[Work task]: Work out how many lines in the entries contain the string "胸无大志", and give nothing but that number.

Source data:
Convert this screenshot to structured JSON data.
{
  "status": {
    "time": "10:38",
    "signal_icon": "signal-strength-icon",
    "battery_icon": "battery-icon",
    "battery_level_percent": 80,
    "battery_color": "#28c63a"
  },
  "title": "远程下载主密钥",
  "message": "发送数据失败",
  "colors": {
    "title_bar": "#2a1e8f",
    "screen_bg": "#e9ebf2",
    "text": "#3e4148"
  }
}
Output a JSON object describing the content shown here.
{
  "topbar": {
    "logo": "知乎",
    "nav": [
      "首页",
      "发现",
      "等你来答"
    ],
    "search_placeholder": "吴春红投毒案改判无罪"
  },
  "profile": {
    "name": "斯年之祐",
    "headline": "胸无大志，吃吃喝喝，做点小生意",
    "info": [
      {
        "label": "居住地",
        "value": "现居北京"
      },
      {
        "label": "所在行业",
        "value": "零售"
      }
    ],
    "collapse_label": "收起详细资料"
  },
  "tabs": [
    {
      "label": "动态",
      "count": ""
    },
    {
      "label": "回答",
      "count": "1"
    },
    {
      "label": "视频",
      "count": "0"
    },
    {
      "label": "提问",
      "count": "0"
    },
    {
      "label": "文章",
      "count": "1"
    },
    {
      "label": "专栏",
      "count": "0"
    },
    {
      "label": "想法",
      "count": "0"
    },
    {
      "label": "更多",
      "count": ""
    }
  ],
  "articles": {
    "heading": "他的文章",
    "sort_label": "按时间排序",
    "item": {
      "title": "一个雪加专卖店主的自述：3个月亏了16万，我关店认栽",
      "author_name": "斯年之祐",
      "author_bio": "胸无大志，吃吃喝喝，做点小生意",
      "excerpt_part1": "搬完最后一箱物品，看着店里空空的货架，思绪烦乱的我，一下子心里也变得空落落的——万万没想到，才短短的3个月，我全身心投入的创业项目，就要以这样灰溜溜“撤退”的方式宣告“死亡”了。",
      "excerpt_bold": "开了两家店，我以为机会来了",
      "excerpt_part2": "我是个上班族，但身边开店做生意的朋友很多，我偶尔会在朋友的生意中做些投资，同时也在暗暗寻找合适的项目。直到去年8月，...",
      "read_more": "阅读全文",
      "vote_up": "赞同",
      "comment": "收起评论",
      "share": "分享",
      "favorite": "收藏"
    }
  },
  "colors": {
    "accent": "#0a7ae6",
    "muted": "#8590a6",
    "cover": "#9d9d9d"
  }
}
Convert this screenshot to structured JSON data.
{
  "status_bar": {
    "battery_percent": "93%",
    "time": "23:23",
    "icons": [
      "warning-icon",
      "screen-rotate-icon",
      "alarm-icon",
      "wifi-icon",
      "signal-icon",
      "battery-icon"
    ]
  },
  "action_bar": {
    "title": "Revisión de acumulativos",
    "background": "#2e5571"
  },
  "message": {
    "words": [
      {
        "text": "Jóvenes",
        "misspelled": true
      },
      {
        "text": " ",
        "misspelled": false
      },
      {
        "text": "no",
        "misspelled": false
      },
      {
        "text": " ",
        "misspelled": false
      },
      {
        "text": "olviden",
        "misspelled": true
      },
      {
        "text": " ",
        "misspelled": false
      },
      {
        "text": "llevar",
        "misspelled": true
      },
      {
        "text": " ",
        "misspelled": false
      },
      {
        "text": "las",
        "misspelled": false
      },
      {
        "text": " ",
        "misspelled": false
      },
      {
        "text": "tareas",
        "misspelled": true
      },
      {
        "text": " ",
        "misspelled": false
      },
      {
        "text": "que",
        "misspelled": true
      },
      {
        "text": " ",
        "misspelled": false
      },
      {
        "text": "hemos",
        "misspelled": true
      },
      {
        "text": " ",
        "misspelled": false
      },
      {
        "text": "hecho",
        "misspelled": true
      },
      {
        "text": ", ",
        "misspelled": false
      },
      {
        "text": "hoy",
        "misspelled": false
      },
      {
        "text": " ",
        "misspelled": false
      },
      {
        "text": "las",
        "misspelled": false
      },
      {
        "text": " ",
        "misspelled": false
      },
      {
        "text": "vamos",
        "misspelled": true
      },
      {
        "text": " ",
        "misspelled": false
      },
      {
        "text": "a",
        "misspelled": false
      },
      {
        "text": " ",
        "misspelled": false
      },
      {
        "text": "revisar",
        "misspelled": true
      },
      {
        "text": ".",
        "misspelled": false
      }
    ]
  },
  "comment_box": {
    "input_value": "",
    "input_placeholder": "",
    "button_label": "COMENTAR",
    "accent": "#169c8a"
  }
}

[Solution to this exercise]: 2